Power Rating: The resistors must be able to handle the power dissipated across them, which is given by the formula:
P = (Vin^2 * R2) / (R1 + R2)^2
Ensure that the power rating of the resistors is higher than the calculated power dissipation.

Tolerance: Resistors with tight tolerances (e.g., 1% or 0.1%) should be used to ensure accurate voltage division. This is especially important when the voltage divider is used for precision measurements or sensitive circuits.

Input Impedance: The input impedance of the voltage divider is the parallel combination of R1 and R2. This impedance should be high enough to avoid loading the source circuit and affecting the input voltage.
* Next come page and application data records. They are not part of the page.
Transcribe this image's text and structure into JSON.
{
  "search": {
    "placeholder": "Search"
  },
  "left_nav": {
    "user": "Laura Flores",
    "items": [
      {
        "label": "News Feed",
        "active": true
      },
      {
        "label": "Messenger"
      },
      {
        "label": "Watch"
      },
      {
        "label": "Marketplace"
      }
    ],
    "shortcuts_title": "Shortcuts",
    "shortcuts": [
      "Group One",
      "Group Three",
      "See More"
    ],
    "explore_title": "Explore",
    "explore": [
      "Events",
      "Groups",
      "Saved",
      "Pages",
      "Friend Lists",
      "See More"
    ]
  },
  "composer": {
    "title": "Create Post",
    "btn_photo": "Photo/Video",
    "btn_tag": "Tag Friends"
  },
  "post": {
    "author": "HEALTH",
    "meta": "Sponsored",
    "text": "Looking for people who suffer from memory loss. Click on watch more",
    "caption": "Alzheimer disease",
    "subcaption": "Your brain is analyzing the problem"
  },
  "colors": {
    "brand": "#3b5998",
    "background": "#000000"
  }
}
Output Impedance: The output impedance of the voltage divider is the parallel combination of R1 and R2. This impedance should be low enough to drive the load circuit without significant voltage drop.
Advanced Considerations
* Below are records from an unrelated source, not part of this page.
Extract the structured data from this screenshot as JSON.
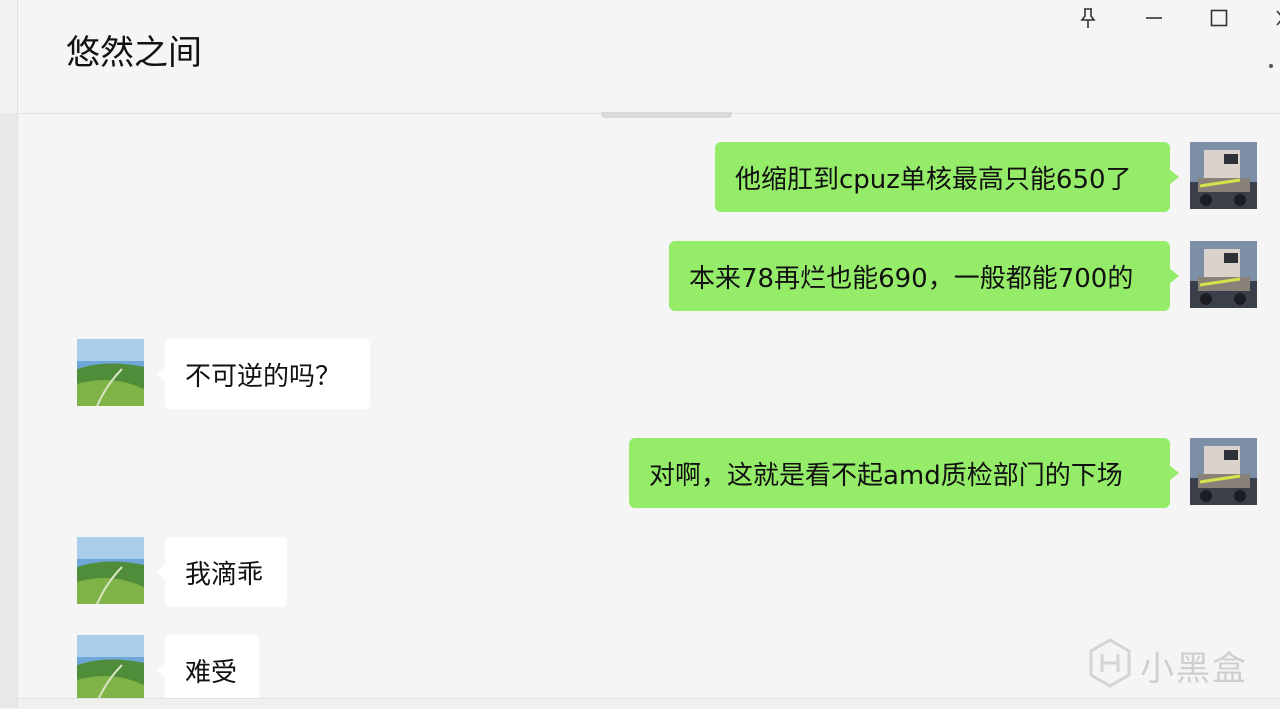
{
  "window": {
    "title": "悠然之间",
    "buttons": [
      "pin-icon",
      "minimize-icon",
      "maximize-icon",
      "close-icon"
    ]
  },
  "colors": {
    "outgoing_bubble": "#95ec69",
    "incoming_bubble": "#ffffff",
    "background": "#f5f5f5"
  },
  "messages": [
    {
      "side": "out",
      "text": "他缩肛到cpuz单核最高只能650了"
    },
    {
      "side": "out",
      "text": "本来78再烂也能690，一般都能700的"
    },
    {
      "side": "in",
      "text": "不可逆的吗？"
    },
    {
      "side": "out",
      "text": "对啊，这就是看不起amd质检部门的下场"
    },
    {
      "side": "in",
      "text": "我滴乖"
    },
    {
      "side": "in",
      "text": "难受"
    }
  ],
  "watermark": {
    "text": "小黑盒"
  }
}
Temperature Effects: Resistor values can change with temperature, which can affect the output voltage of the voltage divider. Using resistors with a low temperature coefficient (TC) can help mitigate this issue.

Noise and Stability: Voltage dividers can be susceptible to noise and instability, especially when used in sensitive analog circuits. Techniques like filtering, shielding, and grounding can help improve the noise performance.
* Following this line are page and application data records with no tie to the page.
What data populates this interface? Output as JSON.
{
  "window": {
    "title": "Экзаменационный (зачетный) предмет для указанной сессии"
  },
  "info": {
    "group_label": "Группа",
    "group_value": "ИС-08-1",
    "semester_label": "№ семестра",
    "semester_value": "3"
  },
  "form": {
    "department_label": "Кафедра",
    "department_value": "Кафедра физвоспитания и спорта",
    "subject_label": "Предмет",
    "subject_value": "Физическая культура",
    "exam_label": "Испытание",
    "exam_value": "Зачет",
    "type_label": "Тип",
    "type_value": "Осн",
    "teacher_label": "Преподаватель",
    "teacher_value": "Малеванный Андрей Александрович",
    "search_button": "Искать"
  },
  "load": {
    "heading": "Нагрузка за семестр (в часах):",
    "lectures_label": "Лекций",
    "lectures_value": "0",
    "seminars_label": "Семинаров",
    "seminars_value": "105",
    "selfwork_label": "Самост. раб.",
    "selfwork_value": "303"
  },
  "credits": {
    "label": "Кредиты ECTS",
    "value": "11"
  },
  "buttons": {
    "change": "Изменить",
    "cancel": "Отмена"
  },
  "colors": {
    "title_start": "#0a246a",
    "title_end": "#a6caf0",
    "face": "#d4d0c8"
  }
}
Voltage Regulation: In some applications, the output voltage of the voltage divider needs to be regulated against changes in the input voltage or load current. This can be achieved by using active voltage regulation circuits, such as opampbased regulators or switching regulators.

Voltage Divider Cascading: Multiple voltage dividers can be cascaded to achieve larger voltage reduction ratios. However, this can introduce additional loading effects and complexity, so careful design is required.

Voltage Divider Applications: Voltage dividers have a wide range of applications, including:
 Analogtodigital converter (ADC) input conditioning
 Sensor signal conditioning
 Biasing circuits for amplifiers and transistors
 Adjustable power supply design
 Voltage monitoring and measurement
Practical Examples and Calculations
Let’s explore some practical examples of voltage divider in series circuits and the associated calculations.
Example 1: Reducing a 24V Supply to 12V
Suppose you have a 24V power supply and you need to reduce it to 12V for a specific circuit. You can use a voltage divider with the following resistor values:
 R1 = 10kΩ
 R2 = 10kΩ
The output voltage can be calculated as:
Vout = 24V * (10kΩ / (10kΩ + 10kΩ)) = 12V
Example 2: Voltage Divider with Load Current
Consider a voltage divider with the following parameters:
 Vin = 15V
 R1 = 20kΩ
 R2 = 10kΩ
 Iload = 1mA
The output voltage can be calculated as:
Vout = 15V * (10kΩ / (20kΩ + 10kΩ)) * (1  (0.001A * 10kΩ / (15V + 0.001A * 20kΩ))) = 7.5V
Example 3: Cascaded Voltage Dividers
Suppose you need to reduce a 48V supply to 5V. You can use a cascaded voltage divider with the following resistor values:
 R1 = 100kΩ
 R2 = 20kΩ
 R3 = 5kΩ
The output voltage can be calculated as:
Vout = 48V * (20kΩ / (100kΩ + 20kΩ)) * (5kΩ / (20kΩ + 5kΩ)) = 5V
Conclusion
Voltage divider in series is a fundamental and versatile circuit in electronics. By understanding the principles, formulas, and design considerations, you can effectively utilize voltage dividers to solve a wide range of problems, from power supply design to sensor interfacing. This comprehensive guide has provided you with the knowledge and tools to master voltage divider in series circuits and apply them in your electronic projects.
Reference:
 Voltage Dividers and Voltage Division Circuits – Electronics Tutorials: https://www.electronicstutorials.ws/dccircuits/voltagedivider.html
 Resistor in series, or voltage divider? – Electronics Stack Exchange: https://electronics.stackexchange.com/questions/632528/resistorinseriesorvoltagedivider
 Measure 20V without Voltage Dividers! – Arduino Forum: https://forum.arduino.cc/t/measure20vwithoutvoltagedividers/900767
Hi……I am Kaushikee Banerjee completed my master’s in Electronics and Communications. I am an electronics enthusiast and am currently devoted to the field of Electronics and Communications. My interest lies in exploring cuttingedge technologies. I’m an enthusiastic learner and I tinker around with opensource electronics.